= Beginning of Section =
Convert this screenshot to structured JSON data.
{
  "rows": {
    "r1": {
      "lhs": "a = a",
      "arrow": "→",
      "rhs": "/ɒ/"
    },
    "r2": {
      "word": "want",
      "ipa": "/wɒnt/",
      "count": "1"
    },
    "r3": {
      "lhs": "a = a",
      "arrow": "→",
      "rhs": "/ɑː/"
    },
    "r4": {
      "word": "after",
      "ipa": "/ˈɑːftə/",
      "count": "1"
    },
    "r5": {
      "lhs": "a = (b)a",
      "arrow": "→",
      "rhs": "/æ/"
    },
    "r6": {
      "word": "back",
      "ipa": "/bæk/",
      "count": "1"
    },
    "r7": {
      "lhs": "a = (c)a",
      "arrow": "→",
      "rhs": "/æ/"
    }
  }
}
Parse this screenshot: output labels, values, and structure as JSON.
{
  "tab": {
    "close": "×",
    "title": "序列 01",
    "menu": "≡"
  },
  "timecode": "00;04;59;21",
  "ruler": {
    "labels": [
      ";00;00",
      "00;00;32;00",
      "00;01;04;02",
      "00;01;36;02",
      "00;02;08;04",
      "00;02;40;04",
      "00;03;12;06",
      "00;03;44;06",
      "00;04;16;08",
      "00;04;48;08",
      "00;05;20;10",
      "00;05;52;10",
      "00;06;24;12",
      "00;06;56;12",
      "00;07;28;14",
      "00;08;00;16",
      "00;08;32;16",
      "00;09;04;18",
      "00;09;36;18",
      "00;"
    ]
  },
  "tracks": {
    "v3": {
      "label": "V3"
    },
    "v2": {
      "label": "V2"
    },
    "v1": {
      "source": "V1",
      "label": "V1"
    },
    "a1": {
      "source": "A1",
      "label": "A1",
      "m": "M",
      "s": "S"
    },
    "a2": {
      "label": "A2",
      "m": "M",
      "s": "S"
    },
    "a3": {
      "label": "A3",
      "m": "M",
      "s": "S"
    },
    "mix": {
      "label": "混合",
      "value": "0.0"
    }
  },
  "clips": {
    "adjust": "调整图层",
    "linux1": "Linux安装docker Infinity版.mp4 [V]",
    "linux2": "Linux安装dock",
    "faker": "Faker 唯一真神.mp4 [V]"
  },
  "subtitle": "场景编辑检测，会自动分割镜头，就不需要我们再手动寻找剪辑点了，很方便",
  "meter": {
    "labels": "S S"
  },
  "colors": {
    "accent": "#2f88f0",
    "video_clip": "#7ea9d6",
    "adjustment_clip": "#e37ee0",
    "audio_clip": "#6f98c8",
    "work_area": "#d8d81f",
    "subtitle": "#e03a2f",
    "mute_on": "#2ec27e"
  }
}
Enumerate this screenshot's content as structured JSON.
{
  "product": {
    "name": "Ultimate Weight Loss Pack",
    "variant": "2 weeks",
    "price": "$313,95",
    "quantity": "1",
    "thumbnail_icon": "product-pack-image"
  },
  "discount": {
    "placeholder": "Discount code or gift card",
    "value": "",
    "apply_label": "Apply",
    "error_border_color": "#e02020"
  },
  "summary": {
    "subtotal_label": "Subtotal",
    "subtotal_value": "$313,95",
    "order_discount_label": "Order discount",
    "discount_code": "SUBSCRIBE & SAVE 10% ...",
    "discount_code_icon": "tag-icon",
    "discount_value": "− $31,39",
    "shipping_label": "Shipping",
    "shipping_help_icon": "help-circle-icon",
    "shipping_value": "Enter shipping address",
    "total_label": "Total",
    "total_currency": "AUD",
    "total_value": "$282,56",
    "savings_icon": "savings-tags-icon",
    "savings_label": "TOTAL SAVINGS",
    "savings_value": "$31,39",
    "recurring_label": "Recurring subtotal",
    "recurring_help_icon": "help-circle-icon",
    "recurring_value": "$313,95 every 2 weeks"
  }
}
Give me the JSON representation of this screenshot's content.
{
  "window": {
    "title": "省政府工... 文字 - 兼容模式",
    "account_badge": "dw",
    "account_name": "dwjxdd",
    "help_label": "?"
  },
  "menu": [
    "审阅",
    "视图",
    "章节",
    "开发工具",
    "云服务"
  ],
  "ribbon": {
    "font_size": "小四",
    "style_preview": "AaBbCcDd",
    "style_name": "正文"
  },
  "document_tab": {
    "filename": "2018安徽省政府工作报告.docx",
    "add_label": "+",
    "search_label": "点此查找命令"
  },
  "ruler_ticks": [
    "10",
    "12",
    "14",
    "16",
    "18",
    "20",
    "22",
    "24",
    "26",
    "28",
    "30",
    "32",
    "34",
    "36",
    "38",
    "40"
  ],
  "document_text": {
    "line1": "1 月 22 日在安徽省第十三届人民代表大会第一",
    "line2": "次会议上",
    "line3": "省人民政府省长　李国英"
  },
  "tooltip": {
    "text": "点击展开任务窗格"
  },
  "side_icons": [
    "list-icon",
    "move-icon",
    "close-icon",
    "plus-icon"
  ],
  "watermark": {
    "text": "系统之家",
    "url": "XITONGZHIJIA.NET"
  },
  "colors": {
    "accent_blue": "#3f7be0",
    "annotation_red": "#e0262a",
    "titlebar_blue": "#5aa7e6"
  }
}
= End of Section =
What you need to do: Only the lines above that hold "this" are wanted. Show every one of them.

Task result:
Convert this screenshot to structured JSON data.
Parse this screenshot: output labels, values, and structure as JSON.
Enumerate this screenshot's content as structured JSON.
Give me the JSON representation of this screenshot's content.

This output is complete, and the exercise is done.